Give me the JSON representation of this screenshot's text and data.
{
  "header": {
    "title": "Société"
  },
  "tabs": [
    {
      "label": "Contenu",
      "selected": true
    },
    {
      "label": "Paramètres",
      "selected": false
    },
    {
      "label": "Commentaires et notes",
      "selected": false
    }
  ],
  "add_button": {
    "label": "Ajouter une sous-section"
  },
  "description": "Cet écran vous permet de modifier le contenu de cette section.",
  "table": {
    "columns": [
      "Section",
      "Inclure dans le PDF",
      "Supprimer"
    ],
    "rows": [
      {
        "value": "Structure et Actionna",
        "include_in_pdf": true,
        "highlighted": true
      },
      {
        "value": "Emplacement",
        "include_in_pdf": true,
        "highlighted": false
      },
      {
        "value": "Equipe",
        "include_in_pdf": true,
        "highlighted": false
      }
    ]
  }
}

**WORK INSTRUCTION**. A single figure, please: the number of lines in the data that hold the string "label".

**REPLY TO THE TASK**. 4